Monday, December 17

MONDAY MOTIVATION: Living in Silence - Black Women and Depression

Why do I need to see a therapist, I am not crazy?!.. No one in my family speaks to a therapist - we go to church! God will handle any of my problems...That girl is so crazy, she needs to go to a therapist so they can medicate her...Nothing is wrong, I'm FINE.
Black women and women of color are 60% more likely to suffer from mental health disorders. Surprising? We don’t often see this image in the media or up for discussion. Mental health has always been seen as something that’s a “white issue” or that’s what “they” suffer from, not us. We are people of strength, endurance and resilience that have collectively and individually been through too many struggles to let emotion get to us. How can something as intangible as our emotions or mental state cause feelings of depression and wanting to give up on life? But most of us live in environments where our feelings aren’t given any weight and our emotions are somehow a measure of how much faith we have. But sometimes life has the tendency to pile things on. We keep pushing it aside because we have to wake up every morning and face the world. But then pushing it aside leads to a messy pile of emotions that become unbearable to handle.
The world around us tells us that feelings of fear, anger, jealousy, and confusion are the bad emotions of weak people. But, depression is a slippery slope that we can all head down if we don’t take the time and effort to check in with ourselves. No matter how spiritual / religious you are, or how much love and support you receive from family / friends, sometimes you need to seek outside help. Ladies, therapy is not a bad word.

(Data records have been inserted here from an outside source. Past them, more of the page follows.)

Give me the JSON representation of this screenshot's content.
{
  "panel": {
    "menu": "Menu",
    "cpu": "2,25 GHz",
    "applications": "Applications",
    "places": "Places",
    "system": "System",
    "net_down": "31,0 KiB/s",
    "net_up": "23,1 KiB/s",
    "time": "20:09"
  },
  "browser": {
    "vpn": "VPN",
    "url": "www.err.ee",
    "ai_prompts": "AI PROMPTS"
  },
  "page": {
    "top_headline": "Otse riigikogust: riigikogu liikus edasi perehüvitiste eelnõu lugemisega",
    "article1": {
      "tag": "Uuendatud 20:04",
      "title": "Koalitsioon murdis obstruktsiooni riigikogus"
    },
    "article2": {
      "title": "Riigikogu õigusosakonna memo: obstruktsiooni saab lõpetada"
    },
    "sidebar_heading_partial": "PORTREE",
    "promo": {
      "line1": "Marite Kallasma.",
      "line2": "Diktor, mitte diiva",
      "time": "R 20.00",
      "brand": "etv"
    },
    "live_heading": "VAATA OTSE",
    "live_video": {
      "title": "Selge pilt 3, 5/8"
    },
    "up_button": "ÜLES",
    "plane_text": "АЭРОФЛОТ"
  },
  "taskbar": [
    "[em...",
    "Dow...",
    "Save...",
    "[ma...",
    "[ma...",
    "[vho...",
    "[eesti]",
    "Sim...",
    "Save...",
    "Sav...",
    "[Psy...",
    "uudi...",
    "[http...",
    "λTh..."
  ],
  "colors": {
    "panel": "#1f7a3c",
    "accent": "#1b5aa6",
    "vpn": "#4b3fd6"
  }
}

Last week I had the opportunity to attend an event put on by the Women’s Health in Women’s Hand’s organization. The event was to launch their Mental Health initiative – an initiative started because of the realization that it is the number one issue that women come to their organization for. Although, there is a silence in our community in speaking about mental health, the numbers they receive seeking help screams out the need for more programs like this.
The event featured an awesome lineup of speakers – author Kim Green, author and psychotherapist Farzana Doctor, and author/poet Staceyann Chin – who are all wellness advocates and very active in breaking the silence and stigma around mental health in our community.
The room was filled with such support, laughter and sharing as the panelists were very candid about their own experiences as well as members from the audience sought clarity for their own issues. It was beautiful to see a room full of women who were unashamed, open and willing to be so vulnerable.
The message of the night that was made clear that seeking help is not about being medicated, as often times doctors try to diagnose and push prescriptions. Seeking therapy is about accepting that the load you are carrying is too heavy to carry by yourself.
So, take this week to get silent, check in on your mental and emotional state. Are you really fine or have you just become too used to saying it? If praying, meditating, speaking to a pastor or friend works for you then do that. But, if all of those things still don’t seem to be enough to calm what you feel, don’t be afraid to ask for help. The strongest sisters are the ones that are the most willing to be vulnerable.
Have a happy and peaceful Monday!
P.S. To learn more about the Women’s Health in Women’s Hand initiative visit here.


1 comment:

Anonymous said...

I went through a period of time when I had a falling out with my best friend, broke up with my boyfriend, and lost my job all within a matter of months. It was just too emotionally overwhelming for me and I could not handle it on my own so I sought the help of a therapist. Best investment I've ever made in myself because therapy helped me find my strength again. It's just sad that I didn't feel comfortable enough to share my experience with my family as I feared that they would judge me. Thank you for this.